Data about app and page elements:
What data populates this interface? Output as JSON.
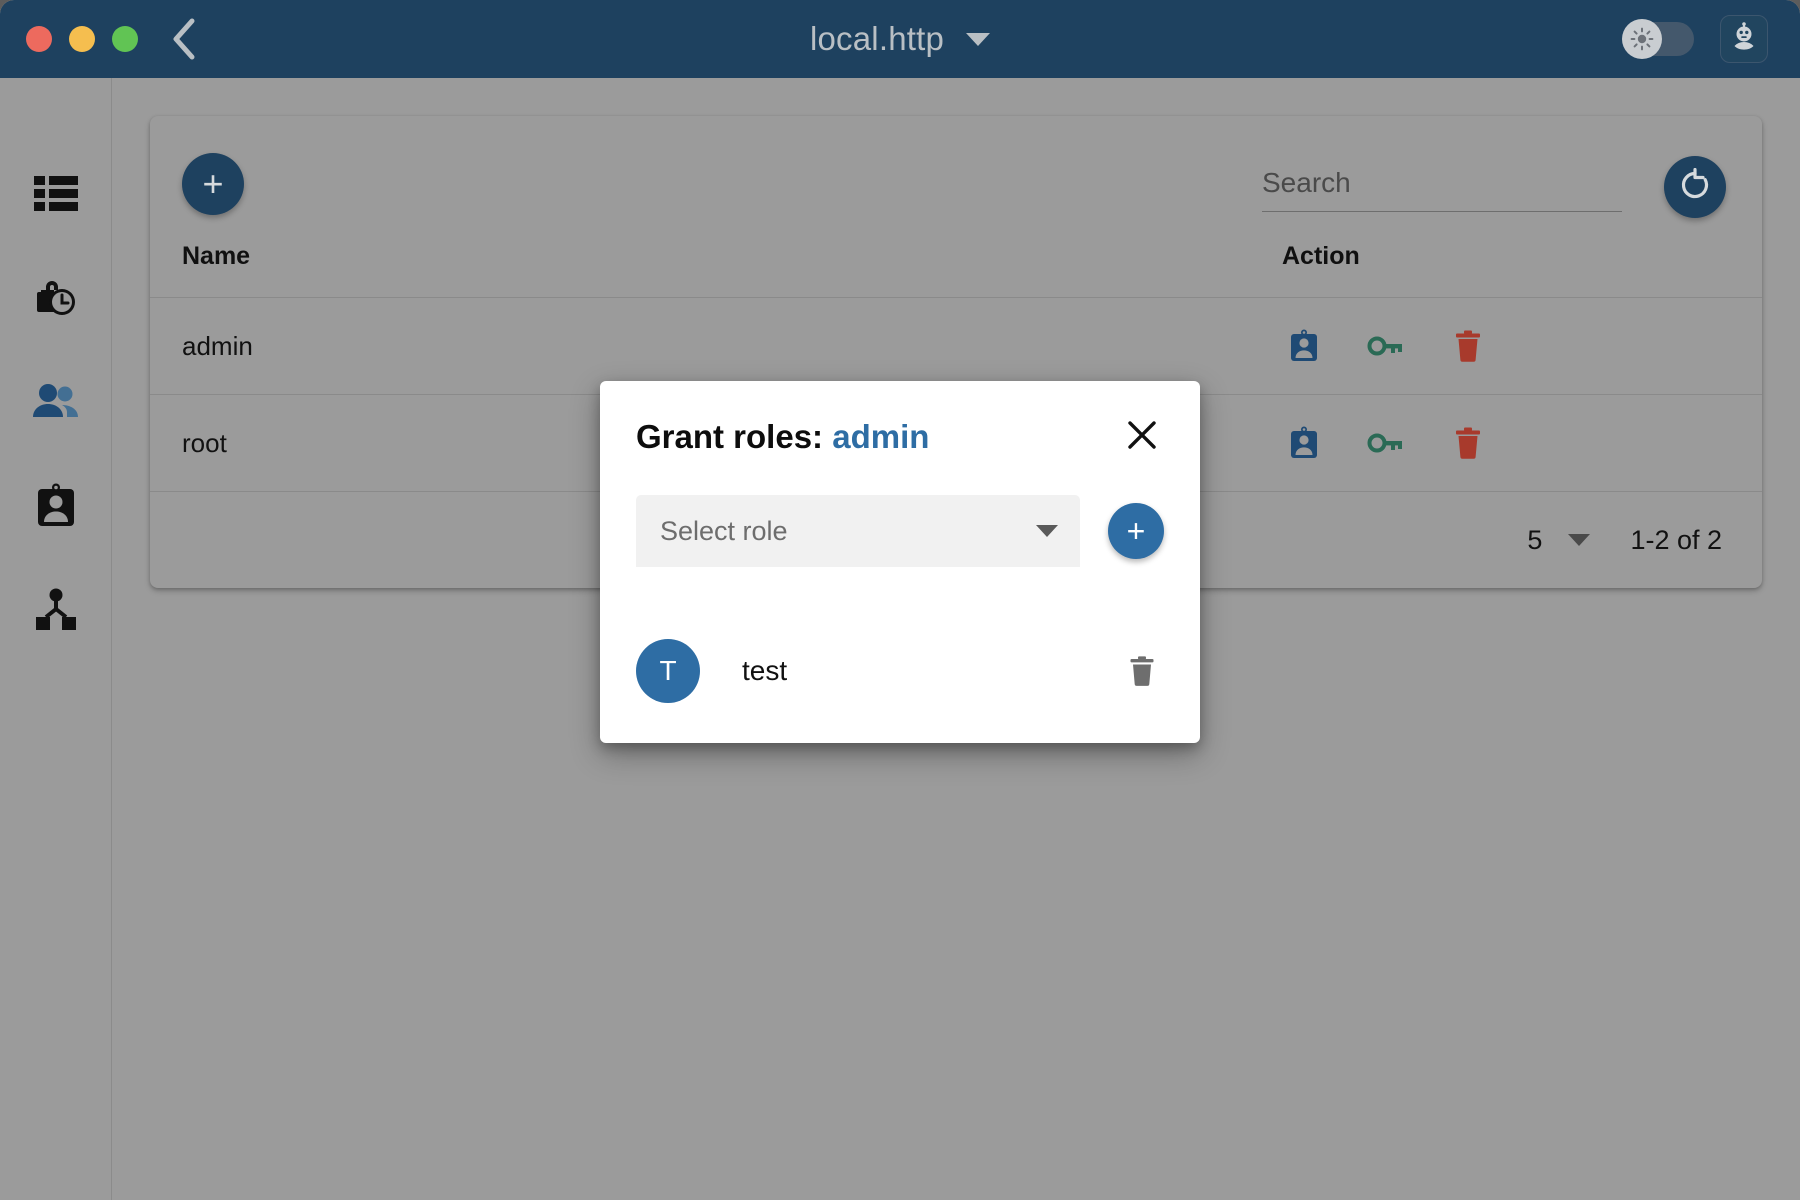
{
  "window": {
    "title": "local.http",
    "traffic_lights": [
      "close-red",
      "minimize-yellow",
      "maximize-green"
    ],
    "back_icon": "chevron-left-icon",
    "title_caret_icon": "chevron-down-icon",
    "theme_toggle_icon": "brightness-icon",
    "bot_icon": "robot-icon"
  },
  "sidebar": {
    "items": [
      {
        "name": "list-icon",
        "active": false
      },
      {
        "name": "lock-clock-icon",
        "active": false
      },
      {
        "name": "people-icon",
        "active": true
      },
      {
        "name": "badge-icon",
        "active": false
      },
      {
        "name": "account-tree-icon",
        "active": false
      }
    ]
  },
  "toolbar": {
    "add_label": "+",
    "refresh_icon": "refresh-icon",
    "search": {
      "placeholder": "Search",
      "value": ""
    }
  },
  "table": {
    "columns": [
      "Name",
      "Action"
    ],
    "rows": [
      {
        "name": "admin",
        "actions": [
          "badge-icon",
          "key-icon",
          "delete-icon"
        ]
      },
      {
        "name": "root",
        "actions": [
          "badge-icon",
          "key-icon",
          "delete-icon"
        ]
      }
    ]
  },
  "paginator": {
    "page_size": "5",
    "page_size_caret": "chevron-down-icon",
    "range_label": "1-2 of 2"
  },
  "modal": {
    "title_prefix": "Grant roles:",
    "subject": "admin",
    "close_icon": "close-icon",
    "select": {
      "placeholder": "Select role",
      "caret_icon": "chevron-down-icon"
    },
    "add_label": "+",
    "granted_roles": [
      {
        "initial": "T",
        "name": "test",
        "delete_icon": "delete-icon"
      }
    ]
  },
  "colors": {
    "titlebar": "#1e415f",
    "accent": "#2e6da4",
    "page_bg": "#9b9b9b",
    "action_badge": "#1f4a74",
    "action_key": "#2a6a55",
    "action_delete": "#a83a2c"
  }
}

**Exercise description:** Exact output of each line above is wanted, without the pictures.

**Response to the exercise:**
What data populates this interface? Output as JSON.
{
  "window": {
    "title": "local.http",
    "traffic_lights": [
      "close-red",
      "minimize-yellow",
      "maximize-green"
    ],
    "back_icon": "chevron-left-icon",
    "title_caret_icon": "chevron-down-icon",
    "theme_toggle_icon": "brightness-icon",
    "bot_icon": "robot-icon"
  },
  "sidebar": {
    "items": [
      {
        "name": "list-icon",
        "active": false
      },
      {
        "name": "lock-clock-icon",
        "active": false
      },
      {
        "name": "people-icon",
        "active": true
      },
      {
        "name": "badge-icon",
        "active": false
      },
      {
        "name": "account-tree-icon",
        "active": false
      }
    ]
  },
  "toolbar": {
    "add_label": "+",
    "refresh_icon": "refresh-icon",
    "search": {
      "placeholder": "Search",
      "value": ""
    }
  },
  "table": {
    "columns": [
      "Name",
      "Action"
    ],
    "rows": [
      {
        "name": "admin",
        "actions": [
          "badge-icon",
          "key-icon",
          "delete-icon"
        ]
      },
      {
        "name": "root",
        "actions": [
          "badge-icon",
          "key-icon",
          "delete-icon"
        ]
      }
    ]
  },
  "paginator": {
    "page_size": "5",
    "page_size_caret": "chevron-down-icon",
    "range_label": "1-2 of 2"
  },
  "modal": {
    "title_prefix": "Grant roles:",
    "subject": "admin",
    "close_icon": "close-icon",
    "select": {
      "placeholder": "Select role",
      "caret_icon": "chevron-down-icon"
    },
    "add_label": "+",
    "granted_roles": [
      {
        "initial": "T",
        "name": "test",
        "delete_icon": "delete-icon"
      }
    ]
  },
  "colors": {
    "titlebar": "#1e415f",
    "accent": "#2e6da4",
    "page_bg": "#9b9b9b",
    "action_badge": "#1f4a74",
    "action_key": "#2a6a55",
    "action_delete": "#a83a2c"
  }
}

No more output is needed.